My experience with the LSAT is that the first 30 hours or so of study are going to give you a significant boost. Your next score bump comes after about 150 hours of study. The writers of the LSAT have stated that a person needs to study for 6 months to do well. The good news is that you have plenty of time left. The LSAT is so important that I would recommend that you take a live prep class. I know it is a lot of money. But, isn't getting into a tier 1 school worth that money? I think the 160's are within reach for you, whether or not you take the live class. The live classes tend to avg. +3-5 points. I think it's because you will get an experienced coach who can watch what you are doing and help you to tweak it. Regardless, take a bunch more practice tests. Good luck, and let us know what happens!
You have plenty of time ahead of you before the June 2011 LSAT, so you should not be worrying about timing (finishing sections in 35 minutes) and taking timed practice tests now. Instead you should spend your study time working and analyzing the questions in slow motion, reviewing the concepts and applicable strategies and techniques, reviewing the concepts, questions you missed, mistakes you made, areas/concepts/question types that are giving you more trouble than others, etc.Simply doing the "churn and burn" routine of taking a bunch of timed sections/full tests does not do much to improve your understanding of the concepts tested and your resulting analytical/reasoning skills that you need to apply to the questions in order to answer more of them correctly.
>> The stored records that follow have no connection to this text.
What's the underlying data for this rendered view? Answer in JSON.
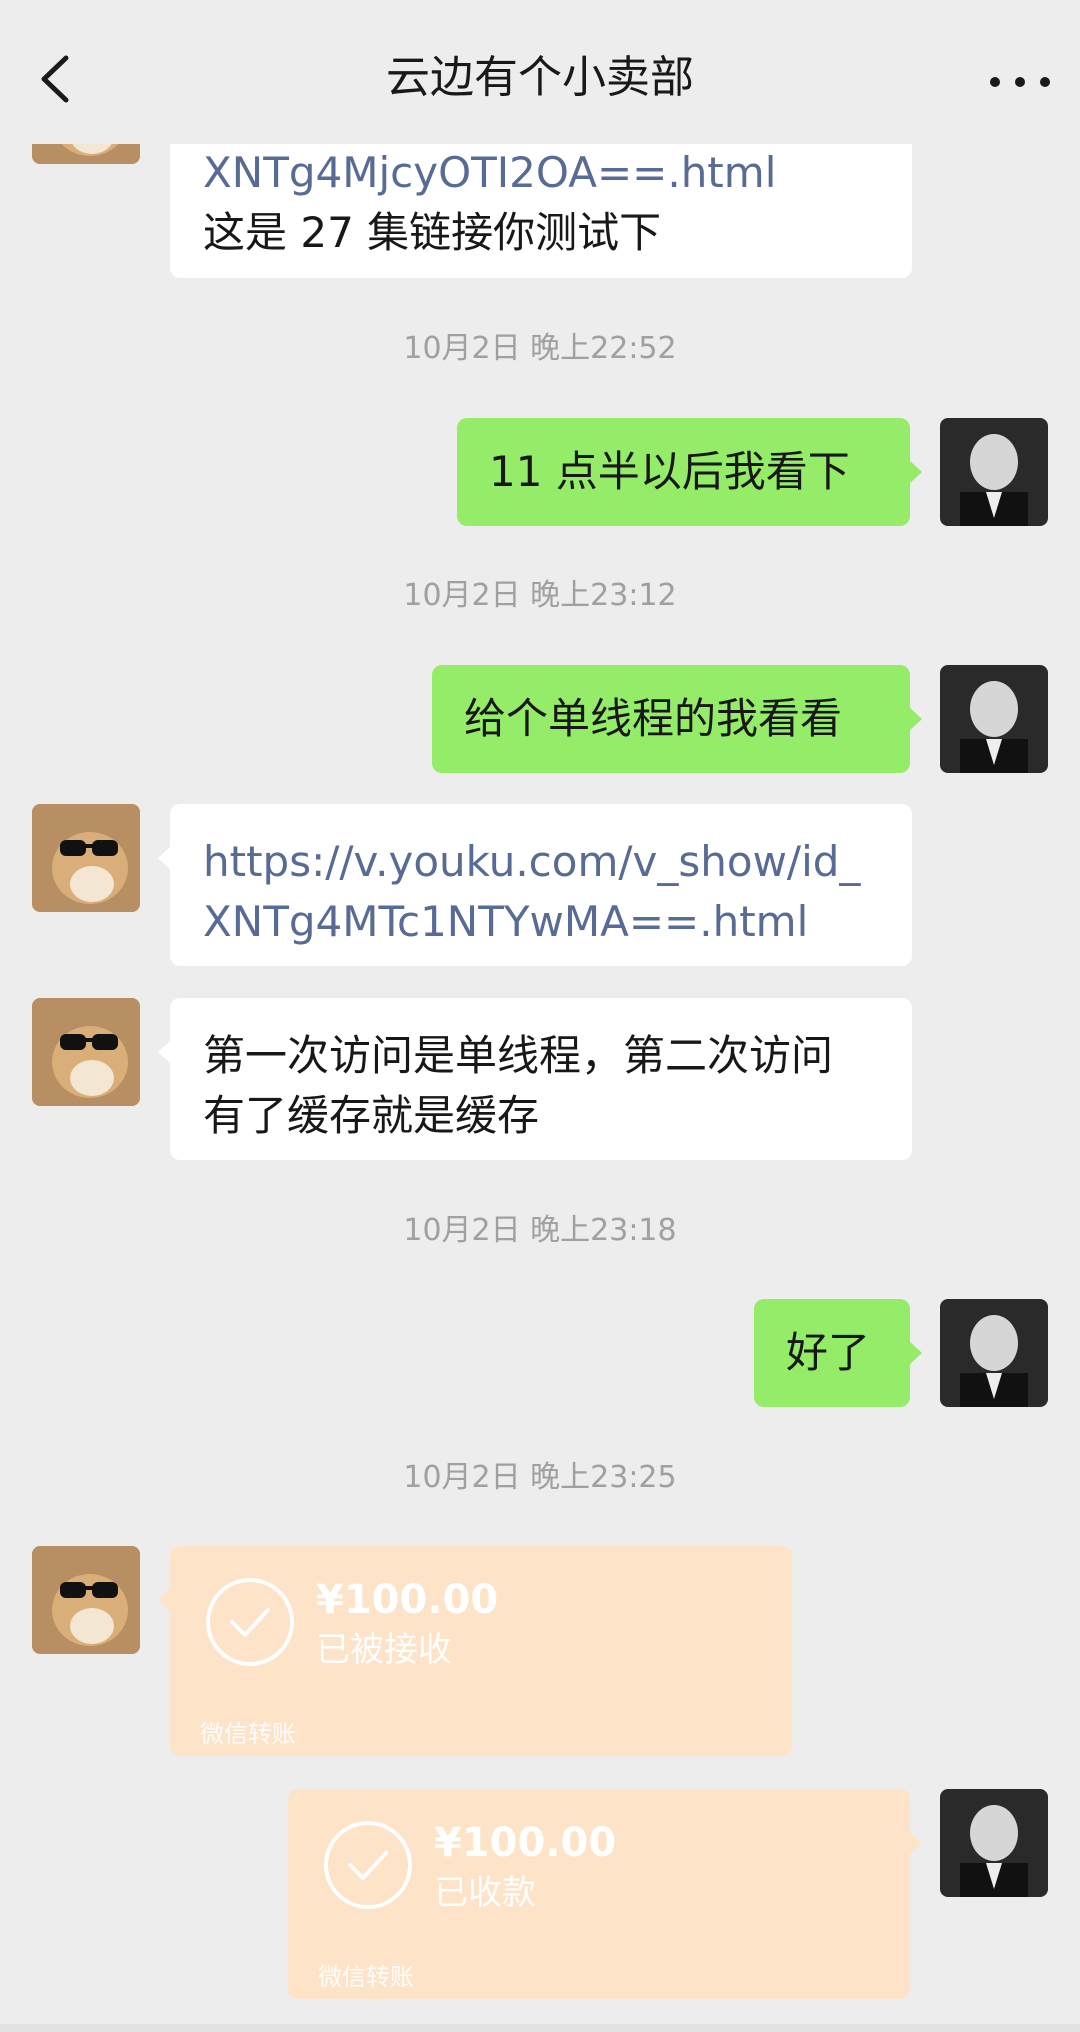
{
  "header": {
    "back_icon": "chevron-left-icon",
    "title": "云边有个小卖部",
    "more_icon": "more-horizontal-icon"
  },
  "messages": [
    {
      "side": "left",
      "lines": [
        "XNTg4MjcyOTI2OA==.html",
        "这是 27 集链接你测试下"
      ]
    },
    {
      "time": "10月2日 晚上22:52"
    },
    {
      "side": "right",
      "text": "11 点半以后我看下"
    },
    {
      "time": "10月2日 晚上23:12"
    },
    {
      "side": "right",
      "text": "给个单线程的我看看"
    },
    {
      "side": "left",
      "lines": [
        "https://v.youku.com/v_show/id_",
        "XNTg4MTc1NTYwMA==.html"
      ]
    },
    {
      "side": "left",
      "lines": [
        "第一次访问是单线程，第二次访问",
        "有了缓存就是缓存"
      ]
    },
    {
      "time": "10月2日 晚上23:18"
    },
    {
      "side": "right",
      "text": "好了"
    },
    {
      "time": "10月2日 晚上23:25"
    },
    {
      "side": "left",
      "transfer": {
        "amount": "¥100.00",
        "status": "已被接收",
        "label": "微信转账"
      }
    },
    {
      "side": "right",
      "transfer": {
        "amount": "¥100.00",
        "status": "已收款",
        "label": "微信转账"
      }
    }
  ],
  "colors": {
    "background": "#ededed",
    "bubble_self": "#95ec69",
    "bubble_other": "#ffffff",
    "link": "#576b95",
    "transfer": "#fde3c8",
    "timestamp": "#a0a0a0"
  }
}
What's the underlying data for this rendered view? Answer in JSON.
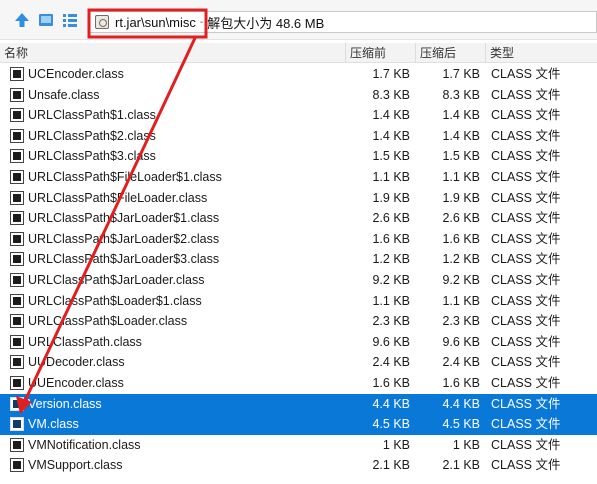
{
  "toolbar": {
    "up_icon": "arrow-up-icon",
    "view_icon": "panel-icon",
    "list_icon": "list-icon"
  },
  "path": {
    "location": "rt.jar\\sun\\misc",
    "separator": "-",
    "info": "解包大小为 48.6 MB"
  },
  "columns": {
    "name": "名称",
    "packed": "压缩前",
    "unpacked": "压缩后",
    "type": "类型"
  },
  "files": [
    {
      "name": "UCEncoder.class",
      "packed": "1.7 KB",
      "unpacked": "1.7 KB",
      "type": "CLASS 文件",
      "selected": false
    },
    {
      "name": "Unsafe.class",
      "packed": "8.3 KB",
      "unpacked": "8.3 KB",
      "type": "CLASS 文件",
      "selected": false
    },
    {
      "name": "URLClassPath$1.class",
      "packed": "1.4 KB",
      "unpacked": "1.4 KB",
      "type": "CLASS 文件",
      "selected": false
    },
    {
      "name": "URLClassPath$2.class",
      "packed": "1.4 KB",
      "unpacked": "1.4 KB",
      "type": "CLASS 文件",
      "selected": false
    },
    {
      "name": "URLClassPath$3.class",
      "packed": "1.5 KB",
      "unpacked": "1.5 KB",
      "type": "CLASS 文件",
      "selected": false
    },
    {
      "name": "URLClassPath$FileLoader$1.class",
      "packed": "1.1 KB",
      "unpacked": "1.1 KB",
      "type": "CLASS 文件",
      "selected": false
    },
    {
      "name": "URLClassPath$FileLoader.class",
      "packed": "1.9 KB",
      "unpacked": "1.9 KB",
      "type": "CLASS 文件",
      "selected": false
    },
    {
      "name": "URLClassPath$JarLoader$1.class",
      "packed": "2.6 KB",
      "unpacked": "2.6 KB",
      "type": "CLASS 文件",
      "selected": false
    },
    {
      "name": "URLClassPath$JarLoader$2.class",
      "packed": "1.6 KB",
      "unpacked": "1.6 KB",
      "type": "CLASS 文件",
      "selected": false
    },
    {
      "name": "URLClassPath$JarLoader$3.class",
      "packed": "1.2 KB",
      "unpacked": "1.2 KB",
      "type": "CLASS 文件",
      "selected": false
    },
    {
      "name": "URLClassPath$JarLoader.class",
      "packed": "9.2 KB",
      "unpacked": "9.2 KB",
      "type": "CLASS 文件",
      "selected": false
    },
    {
      "name": "URLClassPath$Loader$1.class",
      "packed": "1.1 KB",
      "unpacked": "1.1 KB",
      "type": "CLASS 文件",
      "selected": false
    },
    {
      "name": "URLClassPath$Loader.class",
      "packed": "2.3 KB",
      "unpacked": "2.3 KB",
      "type": "CLASS 文件",
      "selected": false
    },
    {
      "name": "URLClassPath.class",
      "packed": "9.6 KB",
      "unpacked": "9.6 KB",
      "type": "CLASS 文件",
      "selected": false
    },
    {
      "name": "UUDecoder.class",
      "packed": "2.4 KB",
      "unpacked": "2.4 KB",
      "type": "CLASS 文件",
      "selected": false
    },
    {
      "name": "UUEncoder.class",
      "packed": "1.6 KB",
      "unpacked": "1.6 KB",
      "type": "CLASS 文件",
      "selected": false
    },
    {
      "name": "Version.class",
      "packed": "4.4 KB",
      "unpacked": "4.4 KB",
      "type": "CLASS 文件",
      "selected": true
    },
    {
      "name": "VM.class",
      "packed": "4.5 KB",
      "unpacked": "4.5 KB",
      "type": "CLASS 文件",
      "selected": true
    },
    {
      "name": "VMNotification.class",
      "packed": "1 KB",
      "unpacked": "1 KB",
      "type": "CLASS 文件",
      "selected": false
    },
    {
      "name": "VMSupport.class",
      "packed": "2.1 KB",
      "unpacked": "2.1 KB",
      "type": "CLASS 文件",
      "selected": false
    }
  ],
  "colors": {
    "selection": "#0a78d7",
    "annotation": "#e02020"
  }
}
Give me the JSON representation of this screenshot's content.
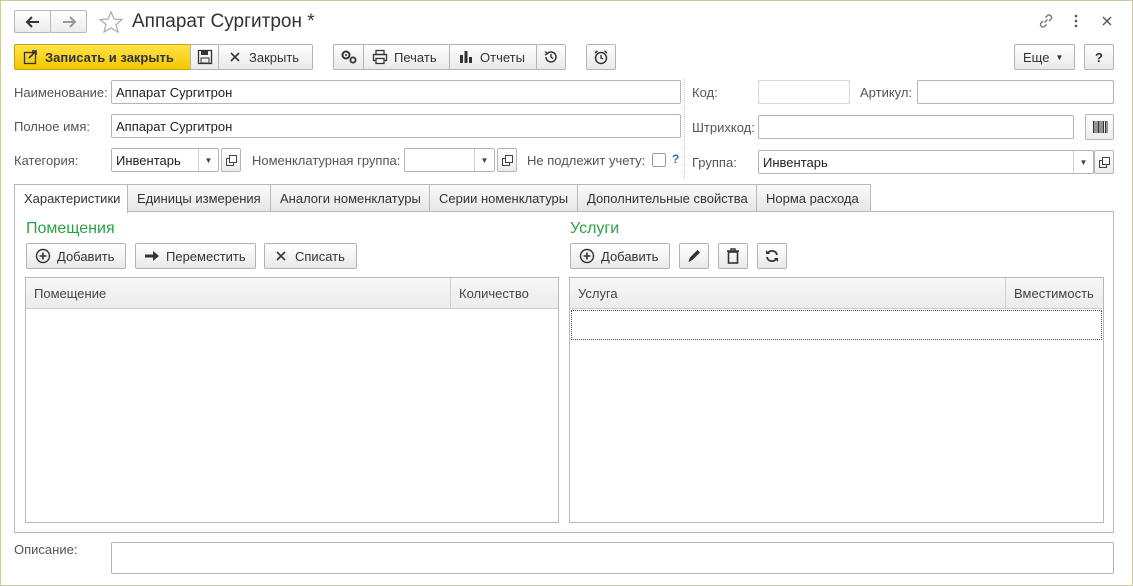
{
  "window": {
    "title": "Аппарат Сургитрон *"
  },
  "toolbar": {
    "save_close_label": "Записать и закрыть",
    "close_label": "Закрыть",
    "print_label": "Печать",
    "reports_label": "Отчеты",
    "more_label": "Еще",
    "help_label": "?"
  },
  "form": {
    "name_label": "Наименование:",
    "name_value": "Аппарат Сургитрон",
    "fullname_label": "Полное имя:",
    "fullname_value": "Аппарат Сургитрон",
    "category_label": "Категория:",
    "category_value": "Инвентарь",
    "nomgroup_label": "Номенклатурная группа:",
    "nomgroup_value": "",
    "not_accounted_label": "Не подлежит учету:",
    "not_accounted_checked": false,
    "help_mark": "?",
    "code_label": "Код:",
    "code_value": "",
    "article_label": "Артикул:",
    "article_value": "",
    "barcode_label": "Штрихкод:",
    "barcode_value": "",
    "group_label": "Группа:",
    "group_value": "Инвентарь",
    "description_label": "Описание:",
    "description_value": ""
  },
  "tabs": [
    {
      "label": "Характеристики",
      "active": true
    },
    {
      "label": "Единицы измерения"
    },
    {
      "label": "Аналоги номенклатуры"
    },
    {
      "label": "Серии номенклатуры"
    },
    {
      "label": "Дополнительные свойства"
    },
    {
      "label": "Норма расхода"
    }
  ],
  "rooms": {
    "title": "Помещения",
    "add_label": "Добавить",
    "move_label": "Переместить",
    "writeoff_label": "Списать",
    "columns": [
      "Помещение",
      "Количество"
    ],
    "rows": []
  },
  "services": {
    "title": "Услуги",
    "add_label": "Добавить",
    "columns": [
      "Услуга",
      "Вместимость"
    ],
    "rows": []
  },
  "colors": {
    "primary_button": "#f3c700",
    "section_title": "#2ea043",
    "help_mark": "#2a6fc9"
  }
}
You should spend a good portion of your study time reviewing everything and balance that in with practice/working problems time. Focus more on accuracy and understanding right now instead of simply trying to work on your timing. Timing improves naturally with better understanding of how to analyze and go about approaching each question/section type (meaning improved skills = improved accuracy and less time needed to solve each question correctly). One thing you might want to try that would be a good way to help you identify weak areas/concepts/etc. you need to work on/review/improve is to take a a full test you haven't seen before untimed in one sitting with the goal of getting as many questions as you can correct (try to get a 180 untimed without cheating and also without time pressure). Just you and a fresh preptest for a day. Work through each section without ever checking the answer key or looking at other prep materials until you have selected what you believe to be the credited answer choice for each question. Doesn't matter if you spend up to an hour or more per section and take some breaks as long as you do it all in one sitting/day without looking at/using anything else to help do it other than your pencils, eraser and maybe scratch paper. When you are done and have made a firm decision for every question, then score it. You will probably be surprised at the result since most people incorrectly believe that they or anybody else can/will get a 180 when not faced with the time pressure. The questions you answer incorrectly when you do this will highlight your current reasoning errors, concept mis-understandings/weaknesses and lots more stuff that is helpful to know in order to guide further directed study aimed at shoring up your weak areas/vulnerabilities.
The live classes tend to avg. +3-5 points.
LSAC statistics show a 2-3 points above average with various test prep methods, approaching 5 point spread versus those who didn't study for the test. (available at http://www.lsac.org/LSACResources/Research/TR/TR-05-01.pdf).
The bottom line is, and tell us if you disagree, prep courses will generally give a student a larger bump than self study.